Mozilla running Unit Tests on Fedora Wed, May 19. 2010
Mozilla uses CentOS for their Linux builders. They have up to this point also been running their unit tests on CentOS, but Armen has now switched the Linux unit tests over to 32- and 64-bit Fedora. This is a great win, because it means that Firefox will be tested against a more-current environment.
TeachingOpenSource.org: Get on the List Fri, Mar 6. 2009
Mozilla DevDays Toronto Wed, Sep 17. 2008
It was great having the Mozilla DevDays at Seneca on Monday and Tuesday. Monday's sessions were aimed at getting new developers up to speed on the Mozilla platform, and Tuesday's sessions focused on testing. A good portion of the core Firefox devs were here on Tuesday, hacking up a storm (and bringing our wireless network to the edge of meltdown!), and Seneca students and Toronto-area developers had a chance to connect with Mozilla developers from farther afield.
Licensing Mon, May 12. 2008
Several students have had to select an open source license for their creations recently -- including Fima and Cesar -- and this has provoked some interesting comments and discussion. Cesar's recent blog post reflected a common sentiment:
I canít really see anyone commercializing this or putting into some sort of binary extension, so I donít think the GPL would really benefit me.
But I think that part of the question should be: Which license will lead to the widest possible use of my work? Conditional cooperation theory, the overall vitality and productivity of the community, gains in personal reputation -- all of these support choosing a license that will make it easy to reuse what you've done, which means a license that is compatible with the widest range of projects that may be interested in your code.
The most popular Open Source license is GPL2, so using the GPL2 ensures compatibility with a huge codebase. Unfortunately, its successor, GPL3, isn't nearly as widely used, and was rejected outright (at least initially) by some projects. The LGPL and BSD License are permissive licenses that encourage reuse. Specific open source projects will have their own licenses.
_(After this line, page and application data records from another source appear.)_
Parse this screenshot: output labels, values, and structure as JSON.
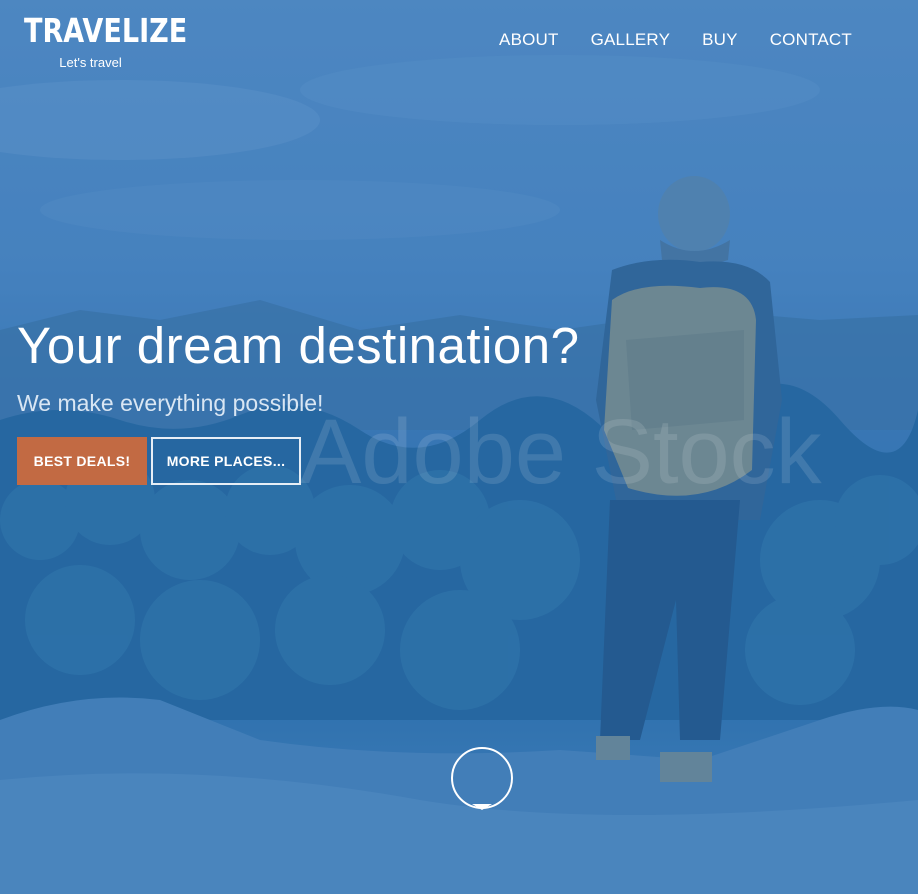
{
  "brand": {
    "name": "TRAVELIZE",
    "tagline": "Let's travel"
  },
  "nav": {
    "items": [
      {
        "label": "ABOUT"
      },
      {
        "label": "GALLERY"
      },
      {
        "label": "BUY"
      },
      {
        "label": "CONTACT"
      }
    ]
  },
  "hero": {
    "title": "Your dream destination?",
    "subtitle": "We make everything possible!",
    "primary_button": "BEST DEALS!",
    "secondary_button": "MORE PLACES...",
    "watermark": "Adobe Stock",
    "scroll_icon": "chevron-down-icon"
  },
  "colors": {
    "accent": "#c26a43",
    "overlay": "#3478be",
    "text": "#ffffff"
  }
}
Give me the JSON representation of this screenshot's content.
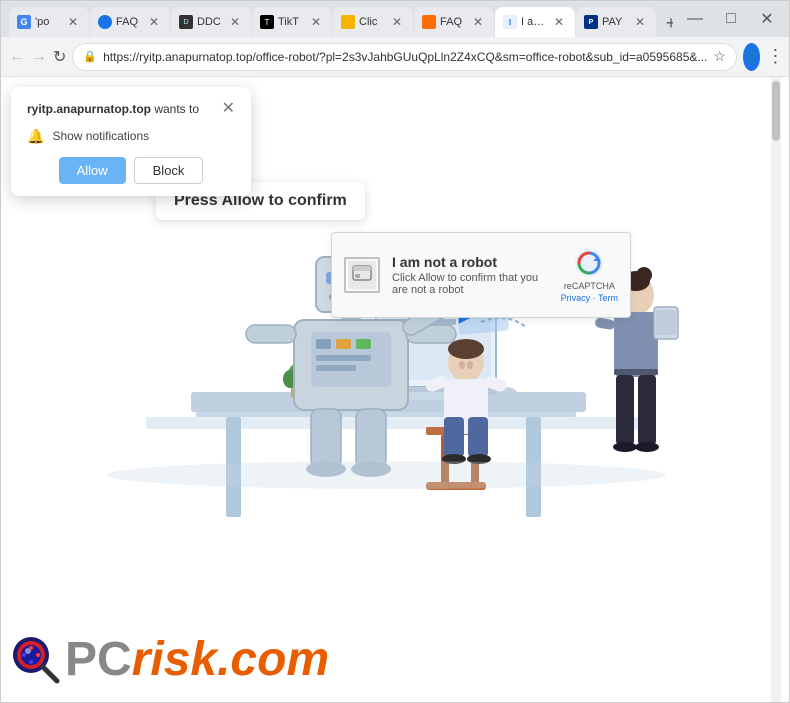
{
  "window": {
    "title": "I am not a robot",
    "controls": {
      "minimize": "—",
      "maximize": "□",
      "close": "✕"
    }
  },
  "tabs": [
    {
      "id": "tab-g",
      "label": "G 'po",
      "favicon_type": "fav-g",
      "active": false,
      "closeable": true
    },
    {
      "id": "tab-faq1",
      "label": "FAQ",
      "favicon_type": "fav-blue",
      "active": false,
      "closeable": true
    },
    {
      "id": "tab-ddc",
      "label": "DDC",
      "favicon_type": "fav-ddc",
      "active": false,
      "closeable": true
    },
    {
      "id": "tab-tik",
      "label": "TikT",
      "favicon_type": "fav-tik",
      "active": false,
      "closeable": true
    },
    {
      "id": "tab-cli",
      "label": "Clic",
      "favicon_type": "fav-cli",
      "active": false,
      "closeable": true
    },
    {
      "id": "tab-faq2",
      "label": "FAQ",
      "favicon_type": "fav-orange",
      "active": false,
      "closeable": true
    },
    {
      "id": "tab-iam",
      "label": "I am",
      "favicon_type": "fav-iam",
      "active": true,
      "closeable": true
    },
    {
      "id": "tab-pay",
      "label": "PAY",
      "favicon_type": "fav-pay",
      "active": false,
      "closeable": true
    }
  ],
  "address_bar": {
    "url": "https://ryitp.anapurnatop.top/office-robot/?pl=2s3vJahbGUuQpLln2Z4xCQ&sm=office-robot&sub_id=a0595685&...",
    "lock_icon": "🔒"
  },
  "notification_popup": {
    "site": "ryitp.anapurnatop.top",
    "wants_to_text": " wants to",
    "close_label": "✕",
    "notification_text": "Show notifications",
    "allow_label": "Allow",
    "block_label": "Block"
  },
  "press_allow": {
    "label": "Press Allow to confirm"
  },
  "recaptcha": {
    "title": "I am not a robot",
    "subtitle": "Click Allow to confirm that you are not a robot",
    "logo_text": "reCAPTCHA",
    "links": "Privacy · Term"
  },
  "pcrisk": {
    "pc_text": "PC",
    "risk_text": "risk",
    "com_text": ".com"
  }
}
Perhaps the best option, then, is to select the licenses that are used by the communities closest to your project, and consider dual- or triple-licensing (this works for content as well as code). You'll be in good company -- after all, some very successful projects use a tri-license.
Mozilla Projects Thu, Jan 24. 2008
A new group of Seneca students is jumping into Open Source development! We've just selected (Mozilla-related) projects in the OSD600 course -- here's the list:
|Project||Student (IRC nick)|
|Convert password storage to SQLite||Radovan Nesic (radoye)|
|Plugin throttle - cut back a plugin's execution speed when it is not visible||Chris Andreacchi (Tryzo)|
|FUEL backport to Firefox 2||Samer Ziadeh (samer)|
|Improved temporary file management||Sidney Russell|
|Thunderbird picture preview/slideshow||Joseph Cresencia (FirestormZERO)|
|Universal Firefox on a USB key - Windows/Linux/Mac||Peter Evanoff (peterevanoff)|
Peter Chan (PeterC)
Over the next 10 weeks, these students will be taking these projects to a "0.3" (usable, maybe not perfectly polished) release. At the same time, David Humphrey is leading another group of OSD700/DPS911 students in taking their existing projects from 0.3 to 1.0 release.
Here are the links for the session Getting Students Involved in Open Source at FUDCon 2008:
- Open Source Development Courses at Seneca (Wiki): http://zenit.senecac.on.ca/wiki
- Project list: http://zenit.senecac.on.ca/wiki/index.php/Project_List
- OpenSource@Seneca Planet - aggregated blog postings from current and former Open Source development students and faculty: http://zenit.senecac.on.ca/~chris.tyler/planet
- Free Software and Open Source Symposium - a two-day event held in October each year: http://fsoss.senecac.on.ca/
- Seneca Centre for Development of Open Source: http://cdot.senecac.on.ca/